## [PROBLEM REQUIREMENTS]
Across the records that follow, give the number of lines containing the word "this" and nothing else.

● ● ● ● ● ● ●

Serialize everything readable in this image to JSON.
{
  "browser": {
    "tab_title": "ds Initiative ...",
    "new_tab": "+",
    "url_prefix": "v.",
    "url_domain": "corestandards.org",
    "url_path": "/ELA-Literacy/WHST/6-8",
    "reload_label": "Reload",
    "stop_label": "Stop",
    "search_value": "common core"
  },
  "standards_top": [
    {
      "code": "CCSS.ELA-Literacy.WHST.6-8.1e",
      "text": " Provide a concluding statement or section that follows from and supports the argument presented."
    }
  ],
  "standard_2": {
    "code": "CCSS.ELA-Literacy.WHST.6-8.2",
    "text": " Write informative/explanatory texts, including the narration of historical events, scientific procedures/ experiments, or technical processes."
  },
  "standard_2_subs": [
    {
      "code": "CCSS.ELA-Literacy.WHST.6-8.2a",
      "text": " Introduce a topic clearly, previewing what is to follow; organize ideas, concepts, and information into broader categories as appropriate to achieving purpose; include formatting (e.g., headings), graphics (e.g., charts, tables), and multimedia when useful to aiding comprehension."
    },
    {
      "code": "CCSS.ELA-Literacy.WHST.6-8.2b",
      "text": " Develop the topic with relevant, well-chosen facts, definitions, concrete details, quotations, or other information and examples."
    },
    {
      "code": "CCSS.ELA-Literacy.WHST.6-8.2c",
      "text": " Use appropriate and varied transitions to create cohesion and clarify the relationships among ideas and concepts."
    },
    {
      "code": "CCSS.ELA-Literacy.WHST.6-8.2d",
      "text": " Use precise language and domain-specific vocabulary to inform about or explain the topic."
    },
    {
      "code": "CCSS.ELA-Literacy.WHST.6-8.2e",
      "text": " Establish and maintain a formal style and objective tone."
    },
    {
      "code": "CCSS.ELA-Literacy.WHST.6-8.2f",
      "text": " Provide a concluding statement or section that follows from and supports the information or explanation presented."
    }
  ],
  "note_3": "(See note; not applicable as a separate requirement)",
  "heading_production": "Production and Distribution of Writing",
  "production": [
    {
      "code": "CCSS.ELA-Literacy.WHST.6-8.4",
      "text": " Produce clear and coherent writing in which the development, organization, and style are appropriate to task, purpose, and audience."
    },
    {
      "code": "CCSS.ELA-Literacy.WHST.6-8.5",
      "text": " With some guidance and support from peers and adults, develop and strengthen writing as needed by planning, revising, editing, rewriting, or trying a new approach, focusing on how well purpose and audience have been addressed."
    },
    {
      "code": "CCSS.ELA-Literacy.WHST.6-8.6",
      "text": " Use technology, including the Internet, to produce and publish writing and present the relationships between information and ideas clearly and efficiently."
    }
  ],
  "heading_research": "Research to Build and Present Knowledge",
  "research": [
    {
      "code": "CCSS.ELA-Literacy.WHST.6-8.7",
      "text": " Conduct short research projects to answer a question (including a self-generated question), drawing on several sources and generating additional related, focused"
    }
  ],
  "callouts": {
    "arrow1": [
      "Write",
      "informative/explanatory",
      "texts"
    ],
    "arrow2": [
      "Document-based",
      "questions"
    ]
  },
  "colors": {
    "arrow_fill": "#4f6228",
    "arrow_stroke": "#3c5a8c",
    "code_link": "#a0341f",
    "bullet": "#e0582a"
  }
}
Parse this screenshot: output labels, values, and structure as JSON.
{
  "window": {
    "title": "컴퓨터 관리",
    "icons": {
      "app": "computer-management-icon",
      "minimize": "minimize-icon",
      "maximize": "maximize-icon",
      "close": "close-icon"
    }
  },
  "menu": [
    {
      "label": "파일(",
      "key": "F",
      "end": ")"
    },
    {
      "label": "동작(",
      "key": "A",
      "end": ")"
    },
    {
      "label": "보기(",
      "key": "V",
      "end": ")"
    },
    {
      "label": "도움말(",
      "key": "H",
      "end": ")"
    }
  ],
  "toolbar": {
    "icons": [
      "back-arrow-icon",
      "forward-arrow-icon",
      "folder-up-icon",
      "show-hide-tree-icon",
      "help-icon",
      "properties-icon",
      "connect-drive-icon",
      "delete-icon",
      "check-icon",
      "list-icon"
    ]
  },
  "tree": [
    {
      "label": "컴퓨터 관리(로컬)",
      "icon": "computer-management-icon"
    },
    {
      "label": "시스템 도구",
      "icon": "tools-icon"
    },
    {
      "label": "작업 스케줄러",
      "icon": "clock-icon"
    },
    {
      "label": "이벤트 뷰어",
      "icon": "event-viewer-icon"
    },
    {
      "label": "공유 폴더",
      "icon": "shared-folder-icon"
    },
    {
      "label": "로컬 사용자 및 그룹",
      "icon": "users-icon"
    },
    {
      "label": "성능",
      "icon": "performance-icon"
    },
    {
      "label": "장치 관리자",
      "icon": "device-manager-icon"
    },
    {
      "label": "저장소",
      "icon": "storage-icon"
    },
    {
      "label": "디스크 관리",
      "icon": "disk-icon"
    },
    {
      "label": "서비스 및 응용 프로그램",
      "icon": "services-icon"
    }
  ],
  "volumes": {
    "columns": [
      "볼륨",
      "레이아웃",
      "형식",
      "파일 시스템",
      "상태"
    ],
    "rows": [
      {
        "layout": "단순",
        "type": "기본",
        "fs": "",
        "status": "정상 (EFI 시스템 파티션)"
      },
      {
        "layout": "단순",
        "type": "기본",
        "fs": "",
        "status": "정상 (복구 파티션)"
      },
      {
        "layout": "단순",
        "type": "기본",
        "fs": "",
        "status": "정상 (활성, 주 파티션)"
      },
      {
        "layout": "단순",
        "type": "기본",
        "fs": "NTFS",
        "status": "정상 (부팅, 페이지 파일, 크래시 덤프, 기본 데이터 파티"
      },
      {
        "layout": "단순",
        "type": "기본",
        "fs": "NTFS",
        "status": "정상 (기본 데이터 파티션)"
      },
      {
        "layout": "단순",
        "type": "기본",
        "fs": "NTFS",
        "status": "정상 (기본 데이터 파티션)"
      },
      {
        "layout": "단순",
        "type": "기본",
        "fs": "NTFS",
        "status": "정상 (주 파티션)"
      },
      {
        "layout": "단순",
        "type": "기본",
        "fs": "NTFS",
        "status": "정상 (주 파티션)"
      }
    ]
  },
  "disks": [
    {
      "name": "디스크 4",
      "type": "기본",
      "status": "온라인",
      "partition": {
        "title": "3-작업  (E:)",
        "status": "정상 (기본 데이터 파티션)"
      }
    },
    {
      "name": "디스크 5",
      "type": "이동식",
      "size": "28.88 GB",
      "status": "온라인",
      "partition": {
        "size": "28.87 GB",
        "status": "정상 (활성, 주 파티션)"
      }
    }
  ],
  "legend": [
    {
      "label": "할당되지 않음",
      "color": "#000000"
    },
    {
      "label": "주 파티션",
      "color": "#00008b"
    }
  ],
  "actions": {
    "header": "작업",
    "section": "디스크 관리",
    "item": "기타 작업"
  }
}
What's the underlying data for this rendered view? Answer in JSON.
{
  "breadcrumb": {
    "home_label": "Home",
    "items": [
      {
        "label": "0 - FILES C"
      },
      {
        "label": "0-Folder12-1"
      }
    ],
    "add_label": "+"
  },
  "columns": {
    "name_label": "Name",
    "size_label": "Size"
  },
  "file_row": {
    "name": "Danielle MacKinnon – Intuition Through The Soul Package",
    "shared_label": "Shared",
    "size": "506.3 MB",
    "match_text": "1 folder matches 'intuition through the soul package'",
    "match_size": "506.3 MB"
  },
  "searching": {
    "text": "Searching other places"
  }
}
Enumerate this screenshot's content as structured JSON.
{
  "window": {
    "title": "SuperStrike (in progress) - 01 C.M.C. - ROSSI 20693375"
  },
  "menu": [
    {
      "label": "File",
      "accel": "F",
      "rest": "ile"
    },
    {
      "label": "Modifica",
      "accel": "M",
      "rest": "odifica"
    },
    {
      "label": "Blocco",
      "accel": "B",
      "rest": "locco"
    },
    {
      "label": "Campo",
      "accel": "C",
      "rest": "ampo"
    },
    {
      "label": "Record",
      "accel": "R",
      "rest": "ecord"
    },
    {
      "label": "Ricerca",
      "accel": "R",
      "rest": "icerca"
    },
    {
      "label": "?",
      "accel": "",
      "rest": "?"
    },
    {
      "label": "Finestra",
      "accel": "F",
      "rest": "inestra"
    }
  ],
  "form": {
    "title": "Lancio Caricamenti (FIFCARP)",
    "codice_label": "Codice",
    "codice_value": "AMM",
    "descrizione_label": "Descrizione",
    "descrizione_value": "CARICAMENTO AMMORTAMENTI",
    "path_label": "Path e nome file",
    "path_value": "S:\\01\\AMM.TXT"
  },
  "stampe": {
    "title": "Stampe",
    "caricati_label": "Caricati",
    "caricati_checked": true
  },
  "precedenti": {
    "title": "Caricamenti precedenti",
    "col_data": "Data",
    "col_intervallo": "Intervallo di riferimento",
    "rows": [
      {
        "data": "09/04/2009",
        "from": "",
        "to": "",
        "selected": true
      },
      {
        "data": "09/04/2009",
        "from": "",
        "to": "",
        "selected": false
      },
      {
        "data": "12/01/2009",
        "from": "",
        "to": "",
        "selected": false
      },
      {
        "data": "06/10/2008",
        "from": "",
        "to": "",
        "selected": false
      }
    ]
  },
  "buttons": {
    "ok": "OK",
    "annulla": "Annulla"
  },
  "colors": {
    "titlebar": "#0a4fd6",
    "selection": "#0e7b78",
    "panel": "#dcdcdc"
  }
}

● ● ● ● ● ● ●

## [ANSWER TO THE PROBLEM]
4